-- ASSIGNMENT --
Go through the material below, find each line with the word "NGAS", and copy those lines.

-- RECORDS PROVIDED --
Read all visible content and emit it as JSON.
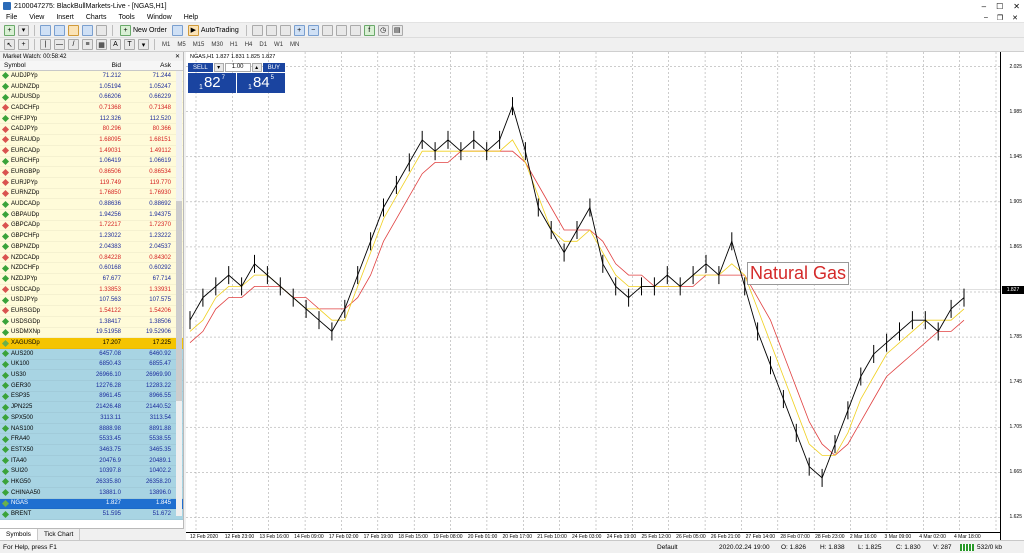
{
  "window": {
    "title": "2100047275: BlackBullMarkets-Live - [NGAS,H1]"
  },
  "menu": [
    "File",
    "View",
    "Insert",
    "Charts",
    "Tools",
    "Window",
    "Help"
  ],
  "toolbar": {
    "new_order": "New Order",
    "autotrading": "AutoTrading",
    "timeframes": [
      "M1",
      "M5",
      "M15",
      "M30",
      "H1",
      "H4",
      "D1",
      "W1",
      "MN"
    ]
  },
  "market_watch": {
    "title": "Market Watch: 00:58:42",
    "headers": {
      "symbol": "Symbol",
      "bid": "Bid",
      "ask": "Ask"
    },
    "rows": [
      {
        "s": "AUDJPYp",
        "b": "71.212",
        "a": "71.244",
        "c": "y",
        "d": "dg"
      },
      {
        "s": "AUDNZDp",
        "b": "1.05194",
        "a": "1.05247",
        "c": "y",
        "d": "dg"
      },
      {
        "s": "AUDUSDp",
        "b": "0.66206",
        "a": "0.66229",
        "c": "y",
        "d": "dg"
      },
      {
        "s": "CADCHFp",
        "b": "0.71368",
        "a": "0.71348",
        "c": "yr",
        "d": "dr"
      },
      {
        "s": "CHFJPYp",
        "b": "112.326",
        "a": "112.520",
        "c": "y",
        "d": "dg"
      },
      {
        "s": "CADJPYp",
        "b": "80.296",
        "a": "80.366",
        "c": "yr",
        "d": "dr"
      },
      {
        "s": "EURAUDp",
        "b": "1.68095",
        "a": "1.68151",
        "c": "yr",
        "d": "dr"
      },
      {
        "s": "EURCADp",
        "b": "1.49031",
        "a": "1.49112",
        "c": "yr",
        "d": "dr"
      },
      {
        "s": "EURCHFp",
        "b": "1.06419",
        "a": "1.06619",
        "c": "y",
        "d": "dg"
      },
      {
        "s": "EURGBPp",
        "b": "0.86506",
        "a": "0.86534",
        "c": "yr",
        "d": "dr"
      },
      {
        "s": "EURJPYp",
        "b": "119.749",
        "a": "119.770",
        "c": "yr",
        "d": "dr"
      },
      {
        "s": "EURNZDp",
        "b": "1.76850",
        "a": "1.76930",
        "c": "yr",
        "d": "dr"
      },
      {
        "s": "AUDCADp",
        "b": "0.88636",
        "a": "0.88692",
        "c": "y",
        "d": "dg"
      },
      {
        "s": "GBPAUDp",
        "b": "1.94256",
        "a": "1.94375",
        "c": "y",
        "d": "dg"
      },
      {
        "s": "GBPCADp",
        "b": "1.72217",
        "a": "1.72370",
        "c": "yr",
        "d": "dr"
      },
      {
        "s": "GBPCHFp",
        "b": "1.23022",
        "a": "1.23222",
        "c": "y",
        "d": "dg"
      },
      {
        "s": "GBPNZDp",
        "b": "2.04383",
        "a": "2.04537",
        "c": "y",
        "d": "dg"
      },
      {
        "s": "NZDCADp",
        "b": "0.84228",
        "a": "0.84302",
        "c": "yr",
        "d": "dr"
      },
      {
        "s": "NZDCHFp",
        "b": "0.60168",
        "a": "0.60292",
        "c": "y",
        "d": "dg"
      },
      {
        "s": "NZDJPYp",
        "b": "67.677",
        "a": "67.714",
        "c": "y",
        "d": "dg"
      },
      {
        "s": "USDCADp",
        "b": "1.33853",
        "a": "1.33931",
        "c": "yr",
        "d": "dr"
      },
      {
        "s": "USDJPYp",
        "b": "107.563",
        "a": "107.575",
        "c": "y",
        "d": "dg"
      },
      {
        "s": "EURSGDp",
        "b": "1.54122",
        "a": "1.54206",
        "c": "yr",
        "d": "dr"
      },
      {
        "s": "USDSGDp",
        "b": "1.38417",
        "a": "1.38506",
        "c": "y",
        "d": "dg"
      },
      {
        "s": "USDMXNp",
        "b": "19.51958",
        "a": "19.52906",
        "c": "y",
        "d": "dg"
      },
      {
        "s": "XAGUSDp",
        "b": "17.207",
        "a": "17.225",
        "c": "sel",
        "d": "dy"
      },
      {
        "s": "AUS200",
        "b": "6457.08",
        "a": "6460.92",
        "c": "b",
        "d": "dg"
      },
      {
        "s": "UK100",
        "b": "6850.43",
        "a": "6855.47",
        "c": "b",
        "d": "dg"
      },
      {
        "s": "US30",
        "b": "26966.10",
        "a": "26969.90",
        "c": "b",
        "d": "dg"
      },
      {
        "s": "GER30",
        "b": "12276.28",
        "a": "12283.22",
        "c": "b",
        "d": "dg"
      },
      {
        "s": "ESP35",
        "b": "8961.45",
        "a": "8966.55",
        "c": "b",
        "d": "dg"
      },
      {
        "s": "JPN225",
        "b": "21426.48",
        "a": "21440.52",
        "c": "b",
        "d": "dg"
      },
      {
        "s": "SPX500",
        "b": "3113.11",
        "a": "3113.54",
        "c": "b",
        "d": "dg"
      },
      {
        "s": "NAS100",
        "b": "8888.98",
        "a": "8891.88",
        "c": "b",
        "d": "dg"
      },
      {
        "s": "FRA40",
        "b": "5533.45",
        "a": "5538.55",
        "c": "b",
        "d": "dg"
      },
      {
        "s": "ESTX50",
        "b": "3463.75",
        "a": "3465.35",
        "c": "b",
        "d": "dg"
      },
      {
        "s": "ITA40",
        "b": "20476.9",
        "a": "20489.1",
        "c": "b",
        "d": "dg"
      },
      {
        "s": "SUI20",
        "b": "10397.8",
        "a": "10402.2",
        "c": "b",
        "d": "dg"
      },
      {
        "s": "HKG50",
        "b": "26335.80",
        "a": "26358.20",
        "c": "b",
        "d": "dg"
      },
      {
        "s": "CHINAA50",
        "b": "13881.0",
        "a": "13896.0",
        "c": "b",
        "d": "dg"
      },
      {
        "s": "NGAS",
        "b": "1.827",
        "a": "1.845",
        "c": "hi",
        "d": "dy"
      },
      {
        "s": "BRENT",
        "b": "51.595",
        "a": "51.672",
        "c": "b",
        "d": "dg"
      }
    ],
    "tabs": [
      "Symbols",
      "Tick Chart"
    ]
  },
  "chart": {
    "header": "NGAS,H1  1.827 1.831 1.825 1.827",
    "trade_panel": {
      "sell": "SELL",
      "buy": "BUY",
      "lot": "1.00",
      "sell_small": "1",
      "sell_big": "82",
      "sell_sup": "7",
      "buy_small": "1",
      "buy_big": "84",
      "buy_sup": "5"
    },
    "label": "Natural Gas",
    "current_price": "1.827"
  },
  "chart_data": {
    "type": "line",
    "yticks": [
      "2.025",
      "1.985",
      "1.945",
      "1.905",
      "1.865",
      "1.825",
      "1.785",
      "1.745",
      "1.705",
      "1.665",
      "1.625"
    ],
    "ytick_values": [
      2.025,
      1.985,
      1.945,
      1.905,
      1.865,
      1.825,
      1.785,
      1.745,
      1.705,
      1.665,
      1.625
    ],
    "xticks": [
      "12 Feb 2020",
      "12 Feb 23:00",
      "13 Feb 16:00",
      "14 Feb 09:00",
      "17 Feb 02:00",
      "17 Feb 19:00",
      "18 Feb 15:00",
      "19 Feb 08:00",
      "20 Feb 01:00",
      "20 Feb 17:00",
      "21 Feb 10:00",
      "24 Feb 03:00",
      "24 Feb 19:00",
      "25 Feb 12:00",
      "26 Feb 05:00",
      "26 Feb 21:00",
      "27 Feb 14:00",
      "28 Feb 07:00",
      "28 Feb 23:00",
      "2 Mar 16:00",
      "3 Mar 09:00",
      "4 Mar 02:00",
      "4 Mar 18:00"
    ],
    "ylim": [
      1.612,
      2.038
    ],
    "series": [
      {
        "values": [
          1.8,
          1.82,
          1.83,
          1.84,
          1.83,
          1.85,
          1.84,
          1.83,
          1.82,
          1.81,
          1.8,
          1.79,
          1.81,
          1.84,
          1.87,
          1.9,
          1.92,
          1.94,
          1.96,
          1.95,
          1.96,
          1.95,
          1.96,
          1.95,
          1.96,
          1.99,
          1.95,
          1.9,
          1.88,
          1.86,
          1.88,
          1.9,
          1.85,
          1.83,
          1.82,
          1.83,
          1.83,
          1.84,
          1.83,
          1.84,
          1.85,
          1.84,
          1.87,
          1.83,
          1.79,
          1.76,
          1.73,
          1.7,
          1.67,
          1.66,
          1.69,
          1.72,
          1.75,
          1.77,
          1.78,
          1.79,
          1.8,
          1.8,
          1.79,
          1.81,
          1.82
        ]
      },
      {
        "values": [
          1.79,
          1.8,
          1.82,
          1.83,
          1.83,
          1.84,
          1.84,
          1.83,
          1.82,
          1.81,
          1.81,
          1.8,
          1.8,
          1.83,
          1.86,
          1.89,
          1.91,
          1.93,
          1.95,
          1.95,
          1.95,
          1.95,
          1.95,
          1.95,
          1.95,
          1.96,
          1.94,
          1.91,
          1.88,
          1.87,
          1.87,
          1.88,
          1.86,
          1.84,
          1.83,
          1.83,
          1.83,
          1.83,
          1.83,
          1.84,
          1.84,
          1.84,
          1.85,
          1.84,
          1.81,
          1.78,
          1.75,
          1.72,
          1.69,
          1.68,
          1.68,
          1.7,
          1.73,
          1.75,
          1.77,
          1.78,
          1.79,
          1.8,
          1.8,
          1.8,
          1.81
        ]
      },
      {
        "values": [
          1.78,
          1.79,
          1.81,
          1.82,
          1.82,
          1.83,
          1.83,
          1.83,
          1.82,
          1.82,
          1.81,
          1.81,
          1.81,
          1.82,
          1.84,
          1.87,
          1.89,
          1.91,
          1.93,
          1.94,
          1.94,
          1.95,
          1.95,
          1.95,
          1.95,
          1.95,
          1.94,
          1.92,
          1.9,
          1.88,
          1.88,
          1.88,
          1.87,
          1.85,
          1.84,
          1.84,
          1.83,
          1.83,
          1.83,
          1.83,
          1.84,
          1.84,
          1.84,
          1.84,
          1.82,
          1.8,
          1.77,
          1.74,
          1.71,
          1.69,
          1.68,
          1.69,
          1.71,
          1.73,
          1.75,
          1.76,
          1.77,
          1.78,
          1.79,
          1.79,
          1.8
        ]
      }
    ],
    "colors": {
      "price": "#000000",
      "ma_fast": "#f0d020",
      "ma_slow": "#e04040",
      "grid": "#9a9a9a"
    },
    "grid": true
  },
  "statusbar": {
    "help": "For Help, press F1",
    "profile": "Default",
    "time": "2020.02.24 19:00",
    "open": "O: 1.826",
    "high": "H: 1.838",
    "low": "L: 1.825",
    "close": "C: 1.830",
    "volume": "V: 287",
    "traffic": "532/0 kb"
  }
}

-- SOLUTION BELOW --
    "title": "2100047275: BlackBullMarkets-Live - [NGAS,H1]"
        "s": "NGAS",
    "header": "NGAS,H1  1.827 1.831 1.825 1.827",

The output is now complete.